- _Exercise_
Look at each line of the records and count those with "scene" in them. Please answer with the count alone.

*** Exercise data ***

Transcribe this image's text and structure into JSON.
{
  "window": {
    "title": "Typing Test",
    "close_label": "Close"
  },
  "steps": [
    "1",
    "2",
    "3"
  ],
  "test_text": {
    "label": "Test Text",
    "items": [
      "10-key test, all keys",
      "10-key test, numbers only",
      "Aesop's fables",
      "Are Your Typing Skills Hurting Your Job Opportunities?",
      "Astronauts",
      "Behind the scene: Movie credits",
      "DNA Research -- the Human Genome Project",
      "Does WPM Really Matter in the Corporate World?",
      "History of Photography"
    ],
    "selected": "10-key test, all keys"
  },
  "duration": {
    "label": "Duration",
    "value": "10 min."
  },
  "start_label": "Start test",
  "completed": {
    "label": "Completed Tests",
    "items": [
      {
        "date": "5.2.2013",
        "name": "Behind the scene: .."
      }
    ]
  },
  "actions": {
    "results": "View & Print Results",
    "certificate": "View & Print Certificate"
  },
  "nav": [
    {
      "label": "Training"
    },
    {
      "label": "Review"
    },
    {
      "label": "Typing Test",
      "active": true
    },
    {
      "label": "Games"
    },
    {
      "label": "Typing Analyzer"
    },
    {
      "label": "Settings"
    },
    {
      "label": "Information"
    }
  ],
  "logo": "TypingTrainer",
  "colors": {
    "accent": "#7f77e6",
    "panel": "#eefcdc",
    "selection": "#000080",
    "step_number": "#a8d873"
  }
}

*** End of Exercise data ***

- _Output for this exercise_
2